Task directions:
Give back the full data, retyped precisely.

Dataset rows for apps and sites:
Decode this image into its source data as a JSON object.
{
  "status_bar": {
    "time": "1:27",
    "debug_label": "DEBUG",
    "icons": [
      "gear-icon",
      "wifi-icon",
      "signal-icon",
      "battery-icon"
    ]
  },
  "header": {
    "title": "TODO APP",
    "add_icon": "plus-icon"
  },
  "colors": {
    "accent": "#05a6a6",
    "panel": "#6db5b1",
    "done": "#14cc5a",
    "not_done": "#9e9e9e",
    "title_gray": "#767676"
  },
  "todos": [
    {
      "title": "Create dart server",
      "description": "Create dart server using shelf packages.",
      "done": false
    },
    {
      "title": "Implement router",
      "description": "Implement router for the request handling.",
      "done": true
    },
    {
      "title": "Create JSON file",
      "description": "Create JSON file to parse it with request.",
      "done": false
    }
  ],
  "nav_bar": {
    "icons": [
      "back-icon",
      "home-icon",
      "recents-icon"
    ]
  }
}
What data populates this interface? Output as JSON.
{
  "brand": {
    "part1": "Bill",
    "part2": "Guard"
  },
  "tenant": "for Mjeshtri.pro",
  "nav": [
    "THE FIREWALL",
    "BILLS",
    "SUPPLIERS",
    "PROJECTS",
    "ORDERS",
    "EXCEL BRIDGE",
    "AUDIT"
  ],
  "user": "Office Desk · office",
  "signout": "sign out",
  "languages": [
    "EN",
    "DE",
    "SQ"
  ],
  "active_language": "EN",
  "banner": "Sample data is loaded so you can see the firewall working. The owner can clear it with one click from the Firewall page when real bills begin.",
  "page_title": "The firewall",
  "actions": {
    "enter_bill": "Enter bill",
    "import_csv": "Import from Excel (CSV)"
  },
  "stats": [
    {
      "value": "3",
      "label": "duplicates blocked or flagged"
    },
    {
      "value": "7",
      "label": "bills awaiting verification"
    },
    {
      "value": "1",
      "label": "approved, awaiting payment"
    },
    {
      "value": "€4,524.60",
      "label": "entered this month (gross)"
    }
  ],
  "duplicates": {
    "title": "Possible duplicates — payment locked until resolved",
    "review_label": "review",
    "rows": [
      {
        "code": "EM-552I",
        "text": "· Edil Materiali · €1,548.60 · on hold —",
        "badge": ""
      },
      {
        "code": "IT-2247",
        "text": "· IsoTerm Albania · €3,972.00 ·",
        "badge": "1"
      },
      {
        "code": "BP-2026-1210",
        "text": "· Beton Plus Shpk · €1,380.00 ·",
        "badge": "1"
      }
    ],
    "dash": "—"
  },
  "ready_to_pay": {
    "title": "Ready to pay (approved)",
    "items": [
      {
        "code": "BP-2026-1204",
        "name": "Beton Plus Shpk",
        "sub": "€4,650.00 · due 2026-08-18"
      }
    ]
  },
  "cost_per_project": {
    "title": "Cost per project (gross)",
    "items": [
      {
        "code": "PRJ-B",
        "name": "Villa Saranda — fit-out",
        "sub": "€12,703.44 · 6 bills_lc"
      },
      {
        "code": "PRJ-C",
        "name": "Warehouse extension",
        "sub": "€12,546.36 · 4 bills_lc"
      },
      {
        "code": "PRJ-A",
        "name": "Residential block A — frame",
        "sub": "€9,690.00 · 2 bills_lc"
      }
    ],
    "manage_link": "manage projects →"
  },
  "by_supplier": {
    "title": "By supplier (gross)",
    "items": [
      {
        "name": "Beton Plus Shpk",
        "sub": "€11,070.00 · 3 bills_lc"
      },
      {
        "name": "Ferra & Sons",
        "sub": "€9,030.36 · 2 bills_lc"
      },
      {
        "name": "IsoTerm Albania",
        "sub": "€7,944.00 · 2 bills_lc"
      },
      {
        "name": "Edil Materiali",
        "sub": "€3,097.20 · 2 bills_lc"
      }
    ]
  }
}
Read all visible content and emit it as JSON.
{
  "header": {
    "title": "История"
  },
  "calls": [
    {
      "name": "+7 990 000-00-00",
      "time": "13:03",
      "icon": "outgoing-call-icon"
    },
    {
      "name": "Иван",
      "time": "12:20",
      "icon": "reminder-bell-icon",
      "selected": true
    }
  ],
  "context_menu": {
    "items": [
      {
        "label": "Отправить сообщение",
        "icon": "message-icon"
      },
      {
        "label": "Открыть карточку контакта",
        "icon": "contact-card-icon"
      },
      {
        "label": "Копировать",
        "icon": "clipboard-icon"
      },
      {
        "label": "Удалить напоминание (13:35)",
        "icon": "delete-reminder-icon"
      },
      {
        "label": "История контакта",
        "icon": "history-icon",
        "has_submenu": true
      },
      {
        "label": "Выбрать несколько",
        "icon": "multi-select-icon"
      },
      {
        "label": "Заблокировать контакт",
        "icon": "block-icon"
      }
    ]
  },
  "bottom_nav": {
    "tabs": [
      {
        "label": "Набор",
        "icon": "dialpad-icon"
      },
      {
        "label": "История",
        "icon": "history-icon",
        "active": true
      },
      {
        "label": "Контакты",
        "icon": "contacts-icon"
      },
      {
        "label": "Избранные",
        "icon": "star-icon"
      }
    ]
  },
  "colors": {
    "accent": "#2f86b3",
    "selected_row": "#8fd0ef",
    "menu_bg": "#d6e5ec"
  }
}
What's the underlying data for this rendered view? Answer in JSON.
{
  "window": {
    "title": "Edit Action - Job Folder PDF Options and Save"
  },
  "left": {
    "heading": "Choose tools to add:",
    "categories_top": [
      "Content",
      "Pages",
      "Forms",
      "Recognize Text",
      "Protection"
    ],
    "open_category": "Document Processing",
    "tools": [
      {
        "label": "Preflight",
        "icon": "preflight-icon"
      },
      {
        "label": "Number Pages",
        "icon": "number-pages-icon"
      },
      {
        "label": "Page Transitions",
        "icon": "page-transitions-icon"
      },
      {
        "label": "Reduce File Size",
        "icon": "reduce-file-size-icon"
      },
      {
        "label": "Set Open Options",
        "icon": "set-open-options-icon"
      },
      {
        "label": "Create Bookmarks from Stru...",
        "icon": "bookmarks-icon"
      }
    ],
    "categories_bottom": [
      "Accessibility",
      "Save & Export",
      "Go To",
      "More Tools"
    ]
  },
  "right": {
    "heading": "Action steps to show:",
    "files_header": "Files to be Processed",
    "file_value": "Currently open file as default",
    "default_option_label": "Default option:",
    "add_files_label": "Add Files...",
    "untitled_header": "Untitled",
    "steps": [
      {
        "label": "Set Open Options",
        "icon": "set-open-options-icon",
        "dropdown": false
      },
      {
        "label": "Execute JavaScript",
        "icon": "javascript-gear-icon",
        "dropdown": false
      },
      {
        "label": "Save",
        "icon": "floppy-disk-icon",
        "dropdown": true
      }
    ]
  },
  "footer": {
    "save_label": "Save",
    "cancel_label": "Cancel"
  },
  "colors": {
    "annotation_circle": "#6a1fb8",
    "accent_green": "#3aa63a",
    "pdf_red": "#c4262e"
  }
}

Problem solution:
Decode this image into its source data as a JSON object.
{
  "status_bar": {
    "time": "1:27",
    "debug_label": "DEBUG",
    "icons": [
      "gear-icon",
      "wifi-icon",
      "signal-icon",
      "battery-icon"
    ]
  },
  "header": {
    "title": "TODO APP",
    "add_icon": "plus-icon"
  },
  "colors": {
    "accent": "#05a6a6",
    "panel": "#6db5b1",
    "done": "#14cc5a",
    "not_done": "#9e9e9e",
    "title_gray": "#767676"
  },
  "todos": [
    {
      "title": "Create dart server",
      "description": "Create dart server using shelf packages.",
      "done": false
    },
    {
      "title": "Implement router",
      "description": "Implement router for the request handling.",
      "done": true
    },
    {
      "title": "Create JSON file",
      "description": "Create JSON file to parse it with request.",
      "done": false
    }
  ],
  "nav_bar": {
    "icons": [
      "back-icon",
      "home-icon",
      "recents-icon"
    ]
  }
}
What data populates this interface? Output as JSON.
{
  "brand": {
    "part1": "Bill",
    "part2": "Guard"
  },
  "tenant": "for Mjeshtri.pro",
  "nav": [
    "THE FIREWALL",
    "BILLS",
    "SUPPLIERS",
    "PROJECTS",
    "ORDERS",
    "EXCEL BRIDGE",
    "AUDIT"
  ],
  "user": "Office Desk · office",
  "signout": "sign out",
  "languages": [
    "EN",
    "DE",
    "SQ"
  ],
  "active_language": "EN",
  "banner": "Sample data is loaded so you can see the firewall working. The owner can clear it with one click from the Firewall page when real bills begin.",
  "page_title": "The firewall",
  "actions": {
    "enter_bill": "Enter bill",
    "import_csv": "Import from Excel (CSV)"
  },
  "stats": [
    {
      "value": "3",
      "label": "duplicates blocked or flagged"
    },
    {
      "value": "7",
      "label": "bills awaiting verification"
    },
    {
      "value": "1",
      "label": "approved, awaiting payment"
    },
    {
      "value": "€4,524.60",
      "label": "entered this month (gross)"
    }
  ],
  "duplicates": {
    "title": "Possible duplicates — payment locked until resolved",
    "review_label": "review",
    "rows": [
      {
        "code": "EM-552I",
        "text": "· Edil Materiali · €1,548.60 · on hold —",
        "badge": ""
      },
      {
        "code": "IT-2247",
        "text": "· IsoTerm Albania · €3,972.00 ·",
        "badge": "1"
      },
      {
        "code": "BP-2026-1210",
        "text": "· Beton Plus Shpk · €1,380.00 ·",
        "badge": "1"
      }
    ],
    "dash": "—"
  },
  "ready_to_pay": {
    "title": "Ready to pay (approved)",
    "items": [
      {
        "code": "BP-2026-1204",
        "name": "Beton Plus Shpk",
        "sub": "€4,650.00 · due 2026-08-18"
      }
    ]
  },
  "cost_per_project": {
    "title": "Cost per project (gross)",
    "items": [
      {
        "code": "PRJ-B",
        "name": "Villa Saranda — fit-out",
        "sub": "€12,703.44 · 6 bills_lc"
      },
      {
        "code": "PRJ-C",
        "name": "Warehouse extension",
        "sub": "€12,546.36 · 4 bills_lc"
      },
      {
        "code": "PRJ-A",
        "name": "Residential block A — frame",
        "sub": "€9,690.00 · 2 bills_lc"
      }
    ],
    "manage_link": "manage projects →"
  },
  "by_supplier": {
    "title": "By supplier (gross)",
    "items": [
      {
        "name": "Beton Plus Shpk",
        "sub": "€11,070.00 · 3 bills_lc"
      },
      {
        "name": "Ferra & Sons",
        "sub": "€9,030.36 · 2 bills_lc"
      },
      {
        "name": "IsoTerm Albania",
        "sub": "€7,944.00 · 2 bills_lc"
      },
      {
        "name": "Edil Materiali",
        "sub": "€3,097.20 · 2 bills_lc"
      }
    ]
  }
}
Read all visible content and emit it as JSON.
{
  "header": {
    "title": "История"
  },
  "calls": [
    {
      "name": "+7 990 000-00-00",
      "time": "13:03",
      "icon": "outgoing-call-icon"
    },
    {
      "name": "Иван",
      "time": "12:20",
      "icon": "reminder-bell-icon",
      "selected": true
    }
  ],
  "context_menu": {
    "items": [
      {
        "label": "Отправить сообщение",
        "icon": "message-icon"
      },
      {
        "label": "Открыть карточку контакта",
        "icon": "contact-card-icon"
      },
      {
        "label": "Копировать",
        "icon": "clipboard-icon"
      },
      {
        "label": "Удалить напоминание (13:35)",
        "icon": "delete-reminder-icon"
      },
      {
        "label": "История контакта",
        "icon": "history-icon",
        "has_submenu": true
      },
      {
        "label": "Выбрать несколько",
        "icon": "multi-select-icon"
      },
      {
        "label": "Заблокировать контакт",
        "icon": "block-icon"
      }
    ]
  },
  "bottom_nav": {
    "tabs": [
      {
        "label": "Набор",
        "icon": "dialpad-icon"
      },
      {
        "label": "История",
        "icon": "history-icon",
        "active": true
      },
      {
        "label": "Контакты",
        "icon": "contacts-icon"
      },
      {
        "label": "Избранные",
        "icon": "star-icon"
      }
    ]
  },
  "colors": {
    "accent": "#2f86b3",
    "selected_row": "#8fd0ef",
    "menu_bg": "#d6e5ec"
  }
}
What's the underlying data for this rendered view? Answer in JSON.
{
  "window": {
    "title": "Edit Action - Job Folder PDF Options and Save"
  },
  "left": {
    "heading": "Choose tools to add:",
    "categories_top": [
      "Content",
      "Pages",
      "Forms",
      "Recognize Text",
      "Protection"
    ],
    "open_category": "Document Processing",
    "tools": [
      {
        "label": "Preflight",
        "icon": "preflight-icon"
      },
      {
        "label": "Number Pages",
        "icon": "number-pages-icon"
      },
      {
        "label": "Page Transitions",
        "icon": "page-transitions-icon"
      },
      {
        "label": "Reduce File Size",
        "icon": "reduce-file-size-icon"
      },
      {
        "label": "Set Open Options",
        "icon": "set-open-options-icon"
      },
      {
        "label": "Create Bookmarks from Stru...",
        "icon": "bookmarks-icon"
      }
    ],
    "categories_bottom": [
      "Accessibility",
      "Save & Export",
      "Go To",
      "More Tools"
    ]
  },
  "right": {
    "heading": "Action steps to show:",
    "files_header": "Files to be Processed",
    "file_value": "Currently open file as default",
    "default_option_label": "Default option:",
    "add_files_label": "Add Files...",
    "untitled_header": "Untitled",
    "steps": [
      {
        "label": "Set Open Options",
        "icon": "set-open-options-icon",
        "dropdown": false
      },
      {
        "label": "Execute JavaScript",
        "icon": "javascript-gear-icon",
        "dropdown": false
      },
      {
        "label": "Save",
        "icon": "floppy-disk-icon",
        "dropdown": true
      }
    ]
  },
  "footer": {
    "save_label": "Save",
    "cancel_label": "Cancel"
  },
  "colors": {
    "annotation_circle": "#6a1fb8",
    "accent_green": "#3aa63a",
    "pdf_red": "#c4262e"
  }
}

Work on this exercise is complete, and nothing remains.